→ **RECORDS TO USE**
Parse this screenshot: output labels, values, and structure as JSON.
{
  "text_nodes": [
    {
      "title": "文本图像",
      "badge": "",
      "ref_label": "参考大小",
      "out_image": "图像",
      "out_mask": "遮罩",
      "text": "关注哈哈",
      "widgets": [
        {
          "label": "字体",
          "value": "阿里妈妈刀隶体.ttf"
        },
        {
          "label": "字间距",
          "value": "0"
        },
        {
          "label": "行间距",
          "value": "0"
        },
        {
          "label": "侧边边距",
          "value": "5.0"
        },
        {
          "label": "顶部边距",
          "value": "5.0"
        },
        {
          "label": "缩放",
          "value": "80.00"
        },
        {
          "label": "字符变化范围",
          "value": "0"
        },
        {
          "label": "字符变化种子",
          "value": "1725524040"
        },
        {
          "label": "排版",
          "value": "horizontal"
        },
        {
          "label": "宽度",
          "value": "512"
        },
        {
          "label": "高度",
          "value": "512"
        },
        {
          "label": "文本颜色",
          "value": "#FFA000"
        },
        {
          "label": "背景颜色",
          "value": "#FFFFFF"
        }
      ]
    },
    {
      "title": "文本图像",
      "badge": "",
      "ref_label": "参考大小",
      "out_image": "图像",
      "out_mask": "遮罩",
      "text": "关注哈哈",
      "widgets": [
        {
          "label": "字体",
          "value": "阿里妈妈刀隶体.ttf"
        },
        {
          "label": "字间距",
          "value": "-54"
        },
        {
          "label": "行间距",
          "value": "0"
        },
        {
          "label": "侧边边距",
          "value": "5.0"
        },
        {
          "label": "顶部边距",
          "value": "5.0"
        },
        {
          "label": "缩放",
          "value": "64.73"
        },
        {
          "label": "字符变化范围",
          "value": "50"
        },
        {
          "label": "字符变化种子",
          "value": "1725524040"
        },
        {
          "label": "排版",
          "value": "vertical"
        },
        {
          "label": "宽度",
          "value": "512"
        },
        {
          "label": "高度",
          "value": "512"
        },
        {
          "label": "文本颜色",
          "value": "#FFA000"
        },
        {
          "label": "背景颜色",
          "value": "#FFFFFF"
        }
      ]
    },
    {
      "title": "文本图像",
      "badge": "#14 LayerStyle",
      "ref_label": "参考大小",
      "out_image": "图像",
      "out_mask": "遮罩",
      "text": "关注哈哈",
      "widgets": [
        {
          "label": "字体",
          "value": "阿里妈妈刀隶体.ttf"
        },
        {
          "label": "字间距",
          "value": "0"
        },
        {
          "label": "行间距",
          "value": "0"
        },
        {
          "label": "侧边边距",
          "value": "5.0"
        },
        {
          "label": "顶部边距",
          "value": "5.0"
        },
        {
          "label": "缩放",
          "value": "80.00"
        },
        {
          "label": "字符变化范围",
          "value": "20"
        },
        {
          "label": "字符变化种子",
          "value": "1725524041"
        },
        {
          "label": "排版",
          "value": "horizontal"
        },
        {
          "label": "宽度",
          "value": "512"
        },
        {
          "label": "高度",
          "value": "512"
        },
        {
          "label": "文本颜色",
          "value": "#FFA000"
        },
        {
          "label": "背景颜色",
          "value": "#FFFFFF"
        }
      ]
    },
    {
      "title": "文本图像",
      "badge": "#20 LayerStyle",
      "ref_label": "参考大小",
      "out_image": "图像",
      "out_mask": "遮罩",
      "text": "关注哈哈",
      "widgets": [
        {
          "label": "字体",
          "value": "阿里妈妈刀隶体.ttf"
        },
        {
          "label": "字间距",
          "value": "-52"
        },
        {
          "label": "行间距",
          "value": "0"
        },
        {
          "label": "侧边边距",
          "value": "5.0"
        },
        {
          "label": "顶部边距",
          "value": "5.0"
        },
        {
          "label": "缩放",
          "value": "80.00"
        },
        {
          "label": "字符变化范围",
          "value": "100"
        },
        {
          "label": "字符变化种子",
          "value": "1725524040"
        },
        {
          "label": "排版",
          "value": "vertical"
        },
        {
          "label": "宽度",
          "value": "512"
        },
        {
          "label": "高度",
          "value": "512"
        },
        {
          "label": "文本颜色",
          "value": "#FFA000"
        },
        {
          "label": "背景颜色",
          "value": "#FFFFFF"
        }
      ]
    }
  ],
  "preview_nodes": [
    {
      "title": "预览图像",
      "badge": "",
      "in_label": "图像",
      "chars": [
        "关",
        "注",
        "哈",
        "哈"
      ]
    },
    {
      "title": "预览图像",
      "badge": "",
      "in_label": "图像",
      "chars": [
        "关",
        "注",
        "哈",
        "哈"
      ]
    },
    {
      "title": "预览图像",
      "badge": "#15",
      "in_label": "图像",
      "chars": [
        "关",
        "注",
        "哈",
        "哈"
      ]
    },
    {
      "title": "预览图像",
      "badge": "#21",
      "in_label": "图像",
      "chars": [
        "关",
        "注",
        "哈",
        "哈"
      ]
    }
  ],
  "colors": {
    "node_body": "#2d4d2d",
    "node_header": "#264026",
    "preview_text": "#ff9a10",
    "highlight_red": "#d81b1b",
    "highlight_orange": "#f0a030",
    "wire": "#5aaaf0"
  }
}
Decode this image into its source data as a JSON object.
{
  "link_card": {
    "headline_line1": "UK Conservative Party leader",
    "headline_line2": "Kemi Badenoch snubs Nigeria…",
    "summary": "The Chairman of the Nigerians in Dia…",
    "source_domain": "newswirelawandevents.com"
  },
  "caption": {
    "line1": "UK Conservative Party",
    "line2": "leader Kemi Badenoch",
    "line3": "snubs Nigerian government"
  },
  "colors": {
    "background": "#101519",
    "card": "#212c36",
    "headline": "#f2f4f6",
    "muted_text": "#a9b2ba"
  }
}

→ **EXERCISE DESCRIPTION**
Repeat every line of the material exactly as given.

→ **THE ANSWER**
Parse this screenshot: output labels, values, and structure as JSON.
{
  "text_nodes": [
    {
      "title": "文本图像",
      "badge": "",
      "ref_label": "参考大小",
      "out_image": "图像",
      "out_mask": "遮罩",
      "text": "关注哈哈",
      "widgets": [
        {
          "label": "字体",
          "value": "阿里妈妈刀隶体.ttf"
        },
        {
          "label": "字间距",
          "value": "0"
        },
        {
          "label": "行间距",
          "value": "0"
        },
        {
          "label": "侧边边距",
          "value": "5.0"
        },
        {
          "label": "顶部边距",
          "value": "5.0"
        },
        {
          "label": "缩放",
          "value": "80.00"
        },
        {
          "label": "字符变化范围",
          "value": "0"
        },
        {
          "label": "字符变化种子",
          "value": "1725524040"
        },
        {
          "label": "排版",
          "value": "horizontal"
        },
        {
          "label": "宽度",
          "value": "512"
        },
        {
          "label": "高度",
          "value": "512"
        },
        {
          "label": "文本颜色",
          "value": "#FFA000"
        },
        {
          "label": "背景颜色",
          "value": "#FFFFFF"
        }
      ]
    },
    {
      "title": "文本图像",
      "badge": "",
      "ref_label": "参考大小",
      "out_image": "图像",
      "out_mask": "遮罩",
      "text": "关注哈哈",
      "widgets": [
        {
          "label": "字体",
          "value": "阿里妈妈刀隶体.ttf"
        },
        {
          "label": "字间距",
          "value": "-54"
        },
        {
          "label": "行间距",
          "value": "0"
        },
        {
          "label": "侧边边距",
          "value": "5.0"
        },
        {
          "label": "顶部边距",
          "value": "5.0"
        },
        {
          "label": "缩放",
          "value": "64.73"
        },
        {
          "label": "字符变化范围",
          "value": "50"
        },
        {
          "label": "字符变化种子",
          "value": "1725524040"
        },
        {
          "label": "排版",
          "value": "vertical"
        },
        {
          "label": "宽度",
          "value": "512"
        },
        {
          "label": "高度",
          "value": "512"
        },
        {
          "label": "文本颜色",
          "value": "#FFA000"
        },
        {
          "label": "背景颜色",
          "value": "#FFFFFF"
        }
      ]
    },
    {
      "title": "文本图像",
      "badge": "#14 LayerStyle",
      "ref_label": "参考大小",
      "out_image": "图像",
      "out_mask": "遮罩",
      "text": "关注哈哈",
      "widgets": [
        {
          "label": "字体",
          "value": "阿里妈妈刀隶体.ttf"
        },
        {
          "label": "字间距",
          "value": "0"
        },
        {
          "label": "行间距",
          "value": "0"
        },
        {
          "label": "侧边边距",
          "value": "5.0"
        },
        {
          "label": "顶部边距",
          "value": "5.0"
        },
        {
          "label": "缩放",
          "value": "80.00"
        },
        {
          "label": "字符变化范围",
          "value": "20"
        },
        {
          "label": "字符变化种子",
          "value": "1725524041"
        },
        {
          "label": "排版",
          "value": "horizontal"
        },
        {
          "label": "宽度",
          "value": "512"
        },
        {
          "label": "高度",
          "value": "512"
        },
        {
          "label": "文本颜色",
          "value": "#FFA000"
        },
        {
          "label": "背景颜色",
          "value": "#FFFFFF"
        }
      ]
    },
    {
      "title": "文本图像",
      "badge": "#20 LayerStyle",
      "ref_label": "参考大小",
      "out_image": "图像",
      "out_mask": "遮罩",
      "text": "关注哈哈",
      "widgets": [
        {
          "label": "字体",
          "value": "阿里妈妈刀隶体.ttf"
        },
        {
          "label": "字间距",
          "value": "-52"
        },
        {
          "label": "行间距",
          "value": "0"
        },
        {
          "label": "侧边边距",
          "value": "5.0"
        },
        {
          "label": "顶部边距",
          "value": "5.0"
        },
        {
          "label": "缩放",
          "value": "80.00"
        },
        {
          "label": "字符变化范围",
          "value": "100"
        },
        {
          "label": "字符变化种子",
          "value": "1725524040"
        },
        {
          "label": "排版",
          "value": "vertical"
        },
        {
          "label": "宽度",
          "value": "512"
        },
        {
          "label": "高度",
          "value": "512"
        },
        {
          "label": "文本颜色",
          "value": "#FFA000"
        },
        {
          "label": "背景颜色",
          "value": "#FFFFFF"
        }
      ]
    }
  ],
  "preview_nodes": [
    {
      "title": "预览图像",
      "badge": "",
      "in_label": "图像",
      "chars": [
        "关",
        "注",
        "哈",
        "哈"
      ]
    },
    {
      "title": "预览图像",
      "badge": "",
      "in_label": "图像",
      "chars": [
        "关",
        "注",
        "哈",
        "哈"
      ]
    },
    {
      "title": "预览图像",
      "badge": "#15",
      "in_label": "图像",
      "chars": [
        "关",
        "注",
        "哈",
        "哈"
      ]
    },
    {
      "title": "预览图像",
      "badge": "#21",
      "in_label": "图像",
      "chars": [
        "关",
        "注",
        "哈",
        "哈"
      ]
    }
  ],
  "colors": {
    "node_body": "#2d4d2d",
    "node_header": "#264026",
    "preview_text": "#ff9a10",
    "highlight_red": "#d81b1b",
    "highlight_orange": "#f0a030",
    "wire": "#5aaaf0"
  }
}
Decode this image into its source data as a JSON object.
{
  "link_card": {
    "headline_line1": "UK Conservative Party leader",
    "headline_line2": "Kemi Badenoch snubs Nigeria…",
    "summary": "The Chairman of the Nigerians in Dia…",
    "source_domain": "newswirelawandevents.com"
  },
  "caption": {
    "line1": "UK Conservative Party",
    "line2": "leader Kemi Badenoch",
    "line3": "snubs Nigerian government"
  },
  "colors": {
    "background": "#101519",
    "card": "#212c36",
    "headline": "#f2f4f6",
    "muted_text": "#a9b2ba"
  }
}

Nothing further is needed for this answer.